Task statement - State how many lines in the records below include the word "rest". Give nothing but that number.

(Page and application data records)

■ ■ ■ ■ ■ ■ ■

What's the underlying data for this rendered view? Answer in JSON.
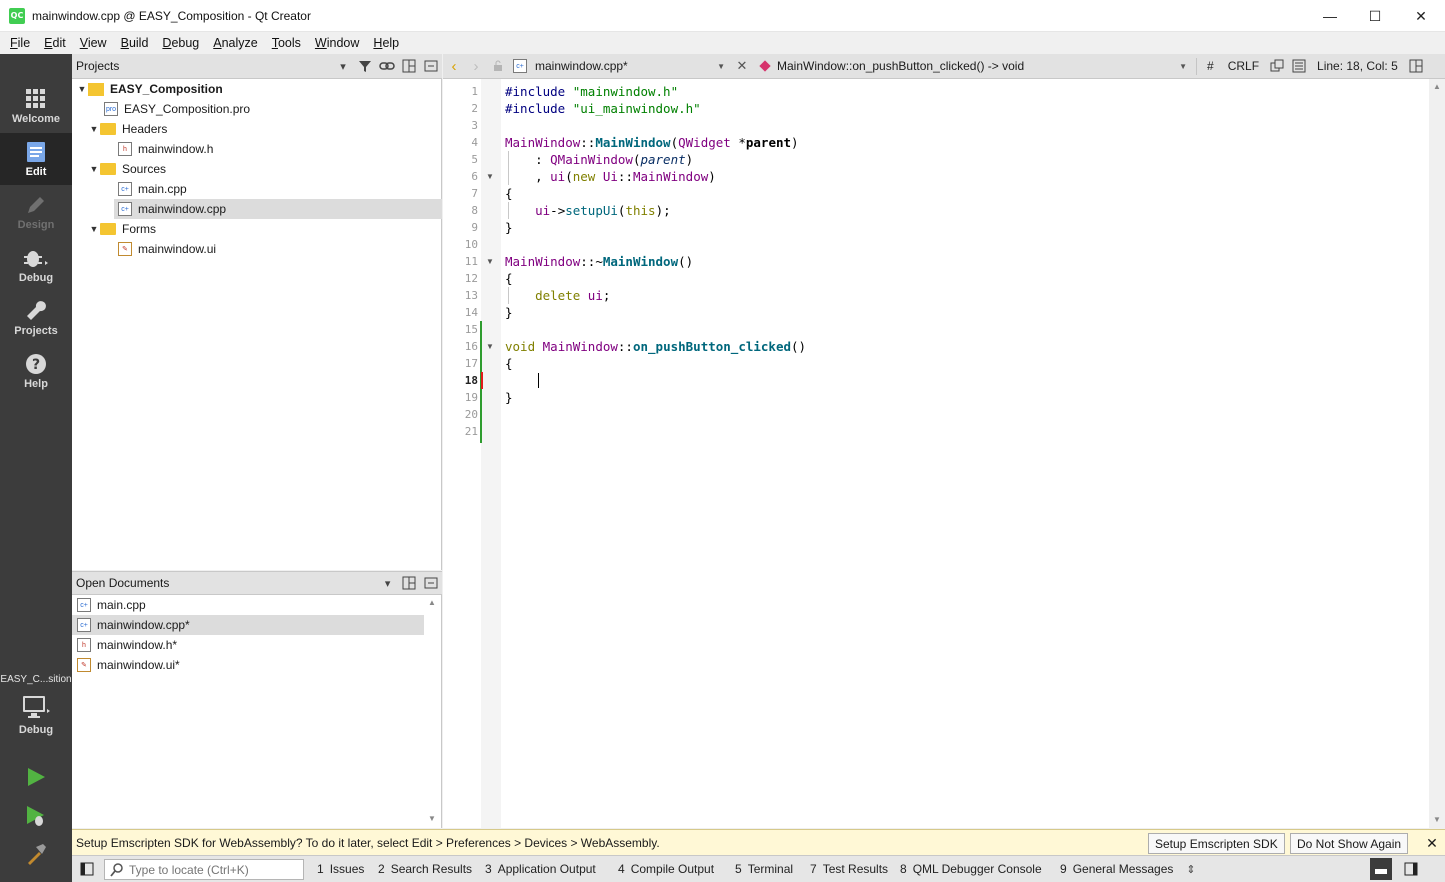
{
  "window": {
    "icon_text": "QC",
    "title": "mainwindow.cpp @ EASY_Composition - Qt Creator",
    "minimize": "—",
    "maximize": "☐",
    "close": "✕"
  },
  "menu": [
    {
      "key": "F",
      "rest": "ile"
    },
    {
      "key": "E",
      "rest": "dit"
    },
    {
      "key": "V",
      "rest": "iew"
    },
    {
      "key": "B",
      "rest": "uild"
    },
    {
      "key": "D",
      "rest": "ebug"
    },
    {
      "key": "A",
      "rest": "nalyze"
    },
    {
      "key": "T",
      "rest": "ools"
    },
    {
      "key": "W",
      "rest": "indow"
    },
    {
      "key": "H",
      "rest": "elp"
    }
  ],
  "modes": {
    "welcome": "Welcome",
    "edit": "Edit",
    "design": "Design",
    "debug": "Debug",
    "projects": "Projects",
    "help": "Help",
    "kit_name": "EASY_C...sition",
    "kit_mode": "Debug"
  },
  "projects_pane": {
    "title": "Projects",
    "tree": [
      {
        "label": "EASY_Composition",
        "icon": "project-icon"
      },
      {
        "label": "EASY_Composition.pro",
        "icon": "pro-file-icon"
      },
      {
        "label": "Headers",
        "icon": "folder-icon"
      },
      {
        "label": "mainwindow.h",
        "icon": "header-file-icon"
      },
      {
        "label": "Sources",
        "icon": "folder-icon"
      },
      {
        "label": "main.cpp",
        "icon": "cpp-file-icon"
      },
      {
        "label": "mainwindow.cpp",
        "icon": "cpp-file-icon"
      },
      {
        "label": "Forms",
        "icon": "folder-icon"
      },
      {
        "label": "mainwindow.ui",
        "icon": "ui-file-icon"
      }
    ]
  },
  "open_documents": {
    "title": "Open Documents",
    "items": [
      "main.cpp",
      "mainwindow.cpp*",
      "mainwindow.h*",
      "mainwindow.ui*"
    ]
  },
  "editor_toolbar": {
    "file": "mainwindow.cpp*",
    "function": "MainWindow::on_pushButton_clicked() -> void",
    "hash": "#",
    "line_ending": "CRLF",
    "position": "Line: 18, Col: 5"
  },
  "editor": {
    "line_numbers": [
      "1",
      "2",
      "3",
      "4",
      "5",
      "6",
      "7",
      "8",
      "9",
      "10",
      "11",
      "12",
      "13",
      "14",
      "15",
      "16",
      "17",
      "18",
      "19",
      "20",
      "21"
    ],
    "current_line": 18
  },
  "infobar": {
    "message": "Setup Emscripten SDK for WebAssembly? To do it later, select Edit > Preferences > Devices > WebAssembly.",
    "setup_button": "Setup Emscripten SDK",
    "dismiss_button": "Do Not Show Again"
  },
  "statusbar": {
    "locator_placeholder": "Type to locate (Ctrl+K)",
    "tabs": [
      {
        "num": "1",
        "label": "Issues"
      },
      {
        "num": "2",
        "label": "Search Results"
      },
      {
        "num": "3",
        "label": "Application Output"
      },
      {
        "num": "4",
        "label": "Compile Output"
      },
      {
        "num": "5",
        "label": "Terminal"
      },
      {
        "num": "7",
        "label": "Test Results"
      },
      {
        "num": "8",
        "label": "QML Debugger Console"
      },
      {
        "num": "9",
        "label": "General Messages"
      }
    ]
  },
  "colors": {
    "modebar": "#3c3c3c",
    "accent_green": "#41cd52",
    "change_marker": "#2e9c2e"
  }
}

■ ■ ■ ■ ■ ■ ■

Written reply - 9